TRY IT: Among the lines of the data below, count those that hold the word "timestamp". Answer with the number alone.

RECORDED DATA:
+ + + + + + +
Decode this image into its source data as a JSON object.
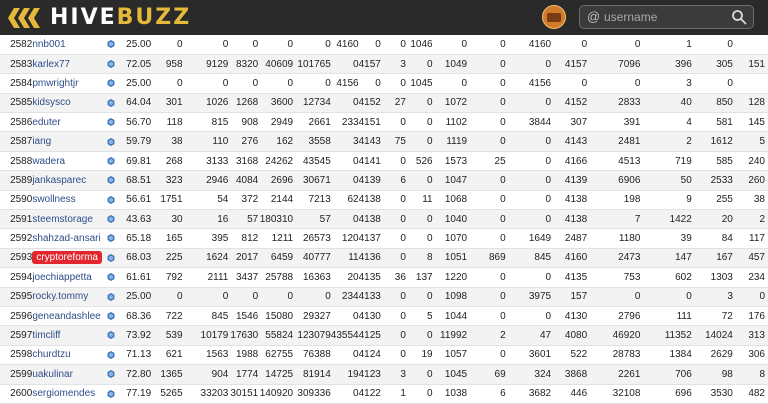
{
  "header": {
    "brand_part1": "HIVE",
    "brand_part2": "BUZZ",
    "search": {
      "prefix": "@",
      "placeholder": "username"
    },
    "colors": {
      "bar": "#2a2a2a",
      "brand_gold": "#e5b93a",
      "highlight": "#e3262e",
      "link": "#2f4e8a"
    },
    "icons": [
      "hive-logo-icon",
      "user-avatar-icon",
      "search-icon",
      "hive-token-icon"
    ]
  },
  "rows": [
    {
      "rank": "2582",
      "name": "nnb001",
      "v": [
        "25.00",
        "0",
        "0",
        "0",
        "0",
        "0",
        "4160",
        "0",
        "0",
        "1046",
        "0",
        "0",
        "4160",
        "0",
        "0",
        "1",
        "0"
      ]
    },
    {
      "rank": "2583",
      "name": "karlex77",
      "v": [
        "72.05",
        "958",
        "9129",
        "8320",
        "40609",
        "101765",
        "0",
        "4157",
        "3",
        "0",
        "1049",
        "0",
        "0",
        "4157",
        "7096",
        "396",
        "305",
        "151"
      ]
    },
    {
      "rank": "2584",
      "name": "pmwrightjr",
      "v": [
        "25.00",
        "0",
        "0",
        "0",
        "0",
        "0",
        "4156",
        "0",
        "0",
        "1045",
        "0",
        "0",
        "4156",
        "0",
        "0",
        "3",
        "0"
      ]
    },
    {
      "rank": "2585",
      "name": "kidsysco",
      "v": [
        "64.04",
        "301",
        "1026",
        "1268",
        "3600",
        "12734",
        "0",
        "4152",
        "27",
        "0",
        "1072",
        "0",
        "0",
        "4152",
        "2833",
        "40",
        "850",
        "128"
      ]
    },
    {
      "rank": "2586",
      "name": "eduter",
      "v": [
        "56.70",
        "118",
        "815",
        "908",
        "2949",
        "2661",
        "233",
        "4151",
        "0",
        "0",
        "1102",
        "0",
        "3844",
        "307",
        "391",
        "4",
        "581",
        "145"
      ]
    },
    {
      "rank": "2587",
      "name": "iang",
      "v": [
        "59.79",
        "38",
        "110",
        "276",
        "162",
        "3558",
        "3",
        "4143",
        "75",
        "0",
        "1119",
        "0",
        "0",
        "4143",
        "2481",
        "2",
        "1612",
        "5"
      ]
    },
    {
      "rank": "2588",
      "name": "wadera",
      "v": [
        "69.81",
        "268",
        "3133",
        "3168",
        "24262",
        "43545",
        "0",
        "4141",
        "0",
        "526",
        "1573",
        "25",
        "0",
        "4166",
        "4513",
        "719",
        "585",
        "240"
      ]
    },
    {
      "rank": "2589",
      "name": "jankasparec",
      "v": [
        "68.51",
        "323",
        "2946",
        "4084",
        "2696",
        "30671",
        "0",
        "4139",
        "6",
        "0",
        "1047",
        "0",
        "0",
        "4139",
        "6906",
        "50",
        "2533",
        "260"
      ]
    },
    {
      "rank": "2590",
      "name": "swollness",
      "v": [
        "56.61",
        "1751",
        "54",
        "372",
        "2144",
        "7213",
        "62",
        "4138",
        "0",
        "11",
        "1068",
        "0",
        "0",
        "4138",
        "198",
        "9",
        "255",
        "38"
      ]
    },
    {
      "rank": "2591",
      "name": "steemstorage",
      "v": [
        "43.63",
        "30",
        "16",
        "57",
        "180310",
        "57",
        "0",
        "4138",
        "0",
        "0",
        "1040",
        "0",
        "0",
        "4138",
        "7",
        "1422",
        "20",
        "2"
      ]
    },
    {
      "rank": "2592",
      "name": "shahzad-ansari",
      "v": [
        "65.18",
        "165",
        "395",
        "812",
        "1211",
        "26573",
        "120",
        "4137",
        "0",
        "0",
        "1070",
        "0",
        "1649",
        "2487",
        "1180",
        "39",
        "84",
        "117"
      ]
    },
    {
      "rank": "2593",
      "name": "cryptoreforma",
      "hl": true,
      "v": [
        "68.03",
        "225",
        "1624",
        "2017",
        "6459",
        "40777",
        "11",
        "4136",
        "0",
        "8",
        "1051",
        "869",
        "845",
        "4160",
        "2473",
        "147",
        "167",
        "457"
      ]
    },
    {
      "rank": "2594",
      "name": "joechiappetta",
      "v": [
        "61.61",
        "792",
        "2111",
        "3437",
        "25788",
        "16363",
        "20",
        "4135",
        "36",
        "137",
        "1220",
        "0",
        "0",
        "4135",
        "753",
        "602",
        "1303",
        "234"
      ]
    },
    {
      "rank": "2595",
      "name": "rocky.tommy",
      "v": [
        "25.00",
        "0",
        "0",
        "0",
        "0",
        "0",
        "234",
        "4133",
        "0",
        "0",
        "1098",
        "0",
        "3975",
        "157",
        "0",
        "0",
        "3",
        "0"
      ]
    },
    {
      "rank": "2596",
      "name": "geneandashlee",
      "v": [
        "68.36",
        "722",
        "845",
        "1546",
        "15080",
        "29327",
        "0",
        "4130",
        "0",
        "5",
        "1044",
        "0",
        "0",
        "4130",
        "2796",
        "111",
        "72",
        "176"
      ]
    },
    {
      "rank": "2597",
      "name": "timcliff",
      "v": [
        "73.92",
        "539",
        "10179",
        "17630",
        "55824",
        "123079",
        "43554",
        "4125",
        "0",
        "0",
        "11992",
        "2",
        "47",
        "4080",
        "46920",
        "11352",
        "14024",
        "313"
      ]
    },
    {
      "rank": "2598",
      "name": "churdtzu",
      "v": [
        "71.13",
        "621",
        "1563",
        "1988",
        "62755",
        "76388",
        "0",
        "4124",
        "0",
        "19",
        "1057",
        "0",
        "3601",
        "522",
        "28783",
        "1384",
        "2629",
        "306"
      ]
    },
    {
      "rank": "2599",
      "name": "uakulinar",
      "v": [
        "72.80",
        "1365",
        "904",
        "1774",
        "14725",
        "81914",
        "19",
        "4123",
        "3",
        "0",
        "1045",
        "69",
        "324",
        "3868",
        "2261",
        "706",
        "98",
        "8"
      ]
    },
    {
      "rank": "2600",
      "name": "sergiomendes",
      "v": [
        "77.19",
        "5265",
        "33203",
        "30151",
        "140920",
        "309336",
        "0",
        "4122",
        "1",
        "0",
        "1038",
        "6",
        "3682",
        "446",
        "32108",
        "696",
        "3530",
        "482"
      ]
    }
  ]
}
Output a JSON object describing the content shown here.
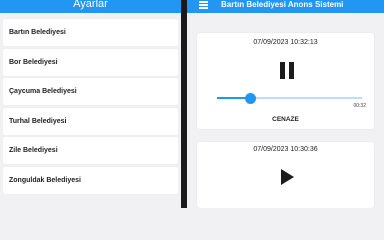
{
  "settings_screen": {
    "title": "Ayarlar",
    "items": [
      {
        "label": "Bartın Belediyesi"
      },
      {
        "label": "Bor Belediyesi"
      },
      {
        "label": "Çaycuma Belediyesi"
      },
      {
        "label": "Turhal Belediyesi"
      },
      {
        "label": "Zile Belediyesi"
      },
      {
        "label": "Zonguldak Belediyesi"
      }
    ]
  },
  "announcement_screen": {
    "title": "Bartın Belediyesi Anons Sistemi",
    "menu_icon": "menu-icon",
    "cards": [
      {
        "timestamp": "07/09/2023 10:32:13",
        "state": "playing",
        "control_icon": "pause-icon",
        "progress_fraction": 0.23,
        "duration": "00:32",
        "label": "CENAZE"
      },
      {
        "timestamp": "07/09/2023 10:30:36",
        "state": "paused",
        "control_icon": "play-icon"
      }
    ]
  },
  "colors": {
    "primary": "#2196f3",
    "slider_inactive": "#bbdefb",
    "background": "#f1f1f3",
    "divider": "#1a1a1a"
  }
}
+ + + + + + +
SOLVED PROBLEM: 2